Family walking on the beach during mud dipping event, Ribble Estuary, August 2012

Natural Capital and ecosystem services

Nature and ecosystems offer a myriad of services that affect human wellbeing, underpin the economy and are essential for our way of life. They provide us with food, water, clean air, a stable climate, medicines and building materials.

The value of nature

The RSPB has long understood that nature is deeply important to people and is also crucial for our long-term economic success. However, biodiversity remains in decline. This is because economic markets tend to focus on one service, overlooking the wide array of services and benefits that nature provides over time. 

For example, an area of forest provides benefits that completely eclipse the financial value placed on them by prices in logging markets. This “Natural Capital” can store and sequester carbon, filter air pollution and provide flood defence, while also enhancing recreation, tourism, education and the appearance of the landscape. 

A Natural Capital approach provides an opportunity to help address society’s long-term failure to account for the full impacts of natural resource decisions and the costs of maintaining nature.
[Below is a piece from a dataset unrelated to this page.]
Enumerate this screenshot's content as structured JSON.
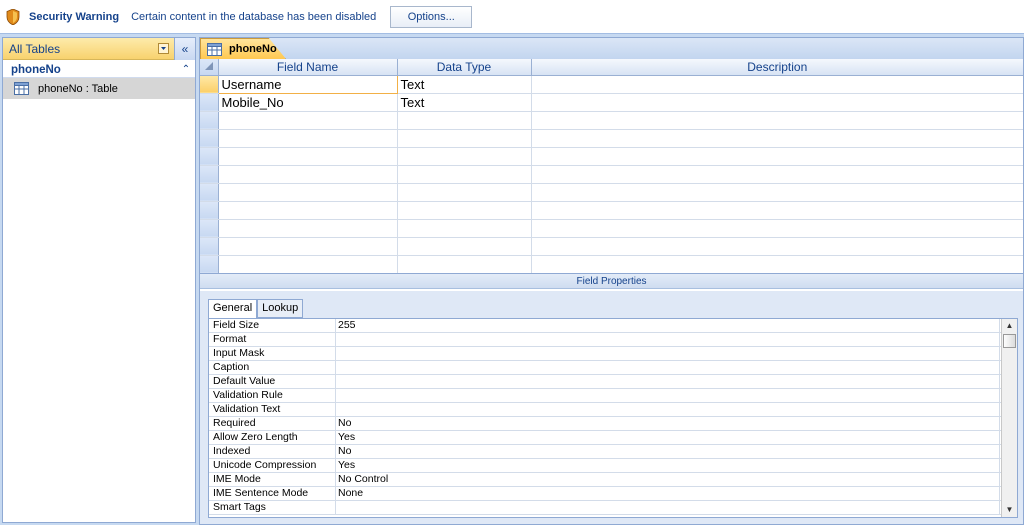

This approach must complement existing approaches to nature conservation and requires supporting public policy.

An integrated approach

Our report - Naturally, at your service - provides a detailed introduction to ecosystem services and the economic approach to valuing their contribution to wellbeing. It also provides an assessment of the interaction of ecosystem services with biodiversity and poverty, and features a number of case studies performed by the RSPB valuing certain services.

RSPB Natural Capital account for England

We have developed a Natural Capital Account for our nature reserves in England as a contribution to the debate on how best to reflect the value of nature in decision-making. 

Our reserves are special places for wildlife as well as people. Our Natural Capital Account is our first attempt to quantify the value they provide to the public. Even its partial assessment reports that the benefits provided by our reserves are more than twice that of the costs of delivery. But these benefits are overwhelmingly invisible in standard financial accounts. The account also demonstrates the importance of the public benefit provided by nature reserves and the need for public policy support to ensure that nature is managed in a way that is better for people and nature. 

The report also demonstrates the steps that are needed to ensure that Natural Capital Accounts, a rapidly evolving tool, reflect the importance of biodiversity. We argue that biodiversity targets are an essential first step in making Natural Capital Accounts work. We hope this pilot will advance understanding of the importance and practicality of undertaking Natural Capital assessments.

Corrimony RSPB reserve, commercial forestry plantation of pine and larch


Why it pays to invest in nature. PDF, 1.6Mb.

Naturally, at your service

This manual provides a practical guide to identifying, assessing, and communicating the value of ecosystem services at terrestrial Natura 2000 sites. PDF, 4.0Mb.

A guidance manual for assessing ecosystem services at Natura 2000 Sites

A Natural Capital Account of the RSPB’s estate in England. PDF, 1.5Mb.

Accounting for nature

A Natural Capital Account for the RSPB’s estate in England. PDF, 754Kb

Annexes to Accounting for Nature